Release Date: Sep 20, 2019
Record label: Island
The Swedish star, who made her name with her suggestive lyrics, thrills with a fourth album that features Kylie Minogue and host of killer hooks It's been six years since Tove Lo released sad banger 'Habits (Stay High)', the hazy, self-destructive break-up bop that soared up the charts, won awards and exposed the Swedish artist to an international audience. The sparse production and brazen lyrics (the song opens, “I eat my dinner in my bathtub, then I go to sex clubs / Watchin’ freaky people gettin’ it on”) were edgy, fresh and exciting. And these are all things Tove Lo has remained in the years that have followed - just look at the pandemonium caused when she played a tiny NME gig in London last week.
Tove Lo got big by breaking herself. She topped the charts with the stark, corrosive imagery of first hit, 2014's "Habits (Stay High)": vomiting in bathtubs, trapping her mind in a haze. Self-destruction has paved the way for self-care in much of mainstream female pop; you're less likely to hear a woman on the radio brushing her teeth with a bottle of Jack than you are to hear her describing her skincare routine.
After the darkness and uncertainty of the Lady Wood and BLUE LIPS years -- which included vocal cord surgery and romantic turmoil -- Tove Lo brings her music into the light with Sunshine Kitty. As with her other releases, its title is significant. Not only does Sunshine Kitty signify Lo's move to Los Angeles, it reflects a more lighthearted take on the pussy power she defined on her earlier work.
Tove Lo's fourth album, Sunshine Kitty, offers a surprising progression for the Swedish synth-pop singer.
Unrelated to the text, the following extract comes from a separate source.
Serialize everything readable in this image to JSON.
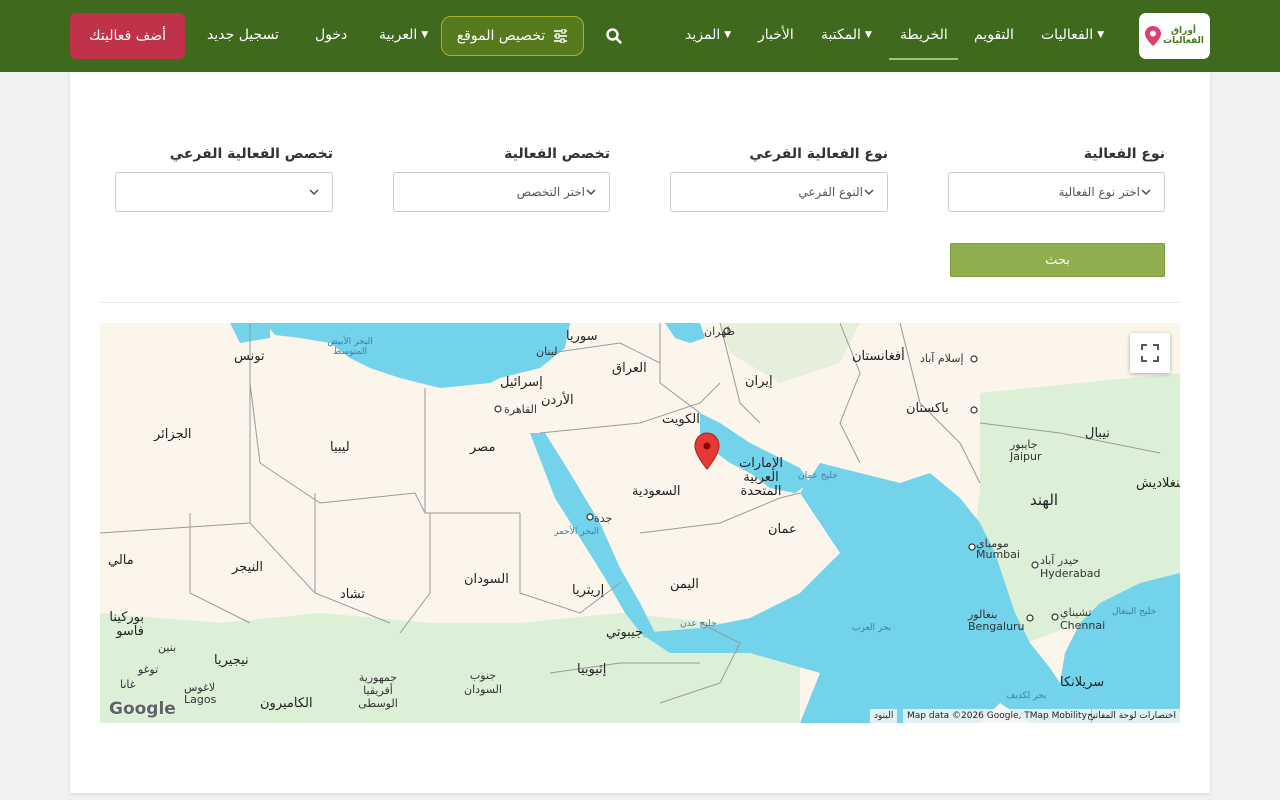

Sure, she's no stranger to radio hits, but past songs like "Habits (Stay High)" or "Cool Girl," although catchy, felt like the product of a record label. She was situated somewhere in between Carly Rae Jepsen's tween bubblegum pop and Miley Cyrus's hypersexual shock value. With Sunshine Kitty, she's starting to make a bit more sense. The album's first full-length track (after a short instrumental intro), "Glad He's Gone" is a ….